Owl Eyes plays the role of an onlooker in The Great Gatsby, one who provides an outsider perspective. He first appears in the third chapter of the novel, when Nick finds him drunk in Gatsby's library. The description of Owl Eyes reveals his symbolism. Owls are wise, all-knowing creatures - his revelations are a clue for readers. The glasses reveal a clarity and echo the billboard's all-seeing eyes. His presence stands to share a truth.

The man is astonished to find Gatsby's books are not made of cardboard. In his reaction, he proclaims "What realism!" The comment highlights the artificiality of Gatsby's lifestyle; it's staged. Additionally, he tells Nick and Jordan that he went to the library because he has been drunk for a week and wanted to sober up. His desire to pull away from the debauchery and take refuge in fact mirrors Nick's ultimate desire to leave behind the partying and falsehoods of the Jazz Age's wealthy elite by the end of the novel.
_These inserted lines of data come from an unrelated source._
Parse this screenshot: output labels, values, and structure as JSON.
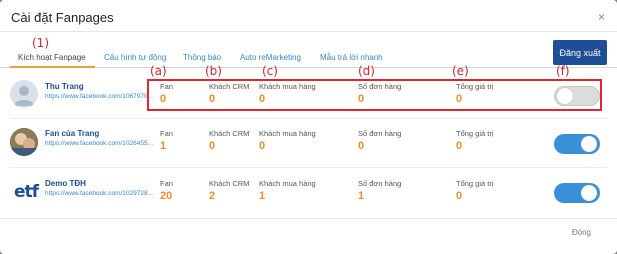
{
  "modal": {
    "title": "Cài đặt Fanpages",
    "close_glyph": "×",
    "footer_close_label": "Đóng"
  },
  "tabs": [
    {
      "label": "Kích hoạt Fanpage",
      "active": true
    },
    {
      "label": "Cấu hình tự động",
      "active": false
    },
    {
      "label": "Thông báo",
      "active": false
    },
    {
      "label": "Auto reMarketing",
      "active": false
    },
    {
      "label": "Mẫu trả lời nhanh",
      "active": false
    }
  ],
  "logout_label": "Đăng xuất",
  "annotations": {
    "tab_marker": "(1)",
    "col_a": "(a)",
    "col_b": "(b)",
    "col_c": "(c)",
    "col_d": "(d)",
    "col_e": "(e)",
    "col_f": "(f)",
    "color": "#e2262c"
  },
  "stat_labels": {
    "fan": "Fan",
    "crm": "Khách CRM",
    "buyers": "Khách mua hàng",
    "orders": "Số đơn hàng",
    "value": "Tổng giá trị"
  },
  "pages": [
    {
      "name": "Thu Trang",
      "url": "https://www.facebook.com/1067970...",
      "avatar_icon": "default-user-icon",
      "fan": "0",
      "crm": "0",
      "buyers": "0",
      "orders": "0",
      "value": "0",
      "enabled": false
    },
    {
      "name": "Fan của Trang",
      "url": "https://www.facebook.com/1026455...",
      "avatar_icon": "profile-photo",
      "fan": "1",
      "crm": "0",
      "buyers": "0",
      "orders": "0",
      "value": "0",
      "enabled": true
    },
    {
      "name": "Demo TĐH",
      "url": "https://www.facebook.com/1029728...",
      "avatar_icon": "etf-logo",
      "avatar_logo_text": "etf",
      "fan": "20",
      "crm": "2",
      "buyers": "1",
      "orders": "1",
      "value": "0",
      "enabled": true
    }
  ],
  "colors": {
    "accent_blue": "#1e4e96",
    "link_blue": "#3a87c9",
    "value_orange": "#f28c28",
    "toggle_on": "#3a8fd9"
  }
}
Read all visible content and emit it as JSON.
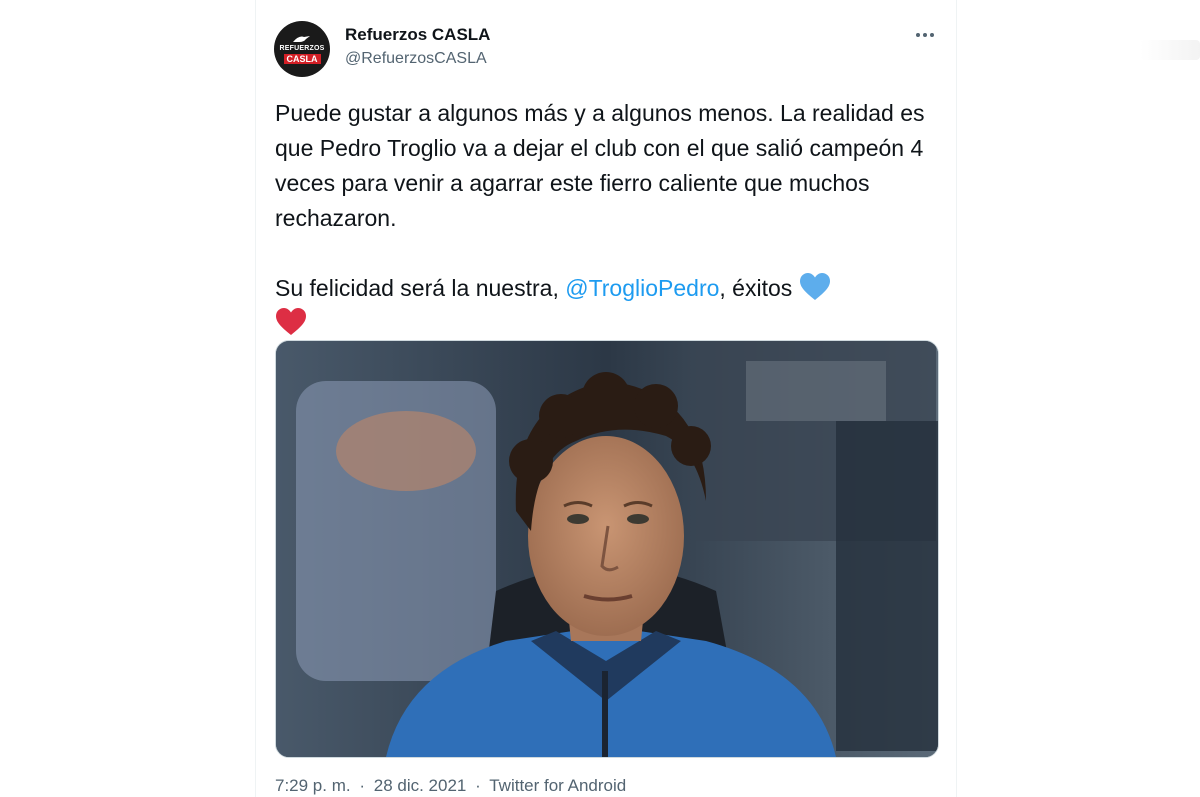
{
  "tweet": {
    "display_name": "Refuerzos CASLA",
    "handle": "@RefuerzosCASLA",
    "avatar": {
      "logo_line1": "REFUERZOS",
      "logo_line2": "CASLA",
      "accent": "#d41f26"
    },
    "more_icon": "more-horizontal-icon",
    "paragraph1": "Puede gustar a algunos más y a algunos menos. La realidad es que Pedro Troglio va a dejar el club con el que salió campeón 4 veces para venir a agarrar este fierro caliente que muchos rechazaron.",
    "paragraph2_prefix": "Su felicidad será la nuestra, ",
    "mention": "@TroglioPedro",
    "paragraph2_suffix": ", éxitos ",
    "emoji_1": "blue-heart-icon",
    "emoji_2": "red-heart-icon",
    "media_description_icon": "photo-of-man-in-blue-jacket",
    "time": "7:29 p. m.",
    "date": "28 dic. 2021",
    "source": "Twitter for Android",
    "separator": "·"
  },
  "colors": {
    "text": "#0f1419",
    "secondary": "#536471",
    "link": "#1d9bf0",
    "blue_heart": "#5dadec",
    "red_heart": "#dd2e44"
  }
}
Owl Eyes appears again at the end of the work, at Gatsby's funeral. Gatsby's funeral has few people in attendance, and this man's attendance and commentary reveals how few people understood Gatsby as a person. Owl eyes removes his glasses and wipes the raindrops from them; a symbolic reference his mental clarity. He then tells Nick that Gatsby is a "poor son-of-a-bitch," revealing that those who can see the whole picture of Gatsby's tale should be empathetic rather than judgmental - the same lesson Nick warrants at the beginning and closing of the novel.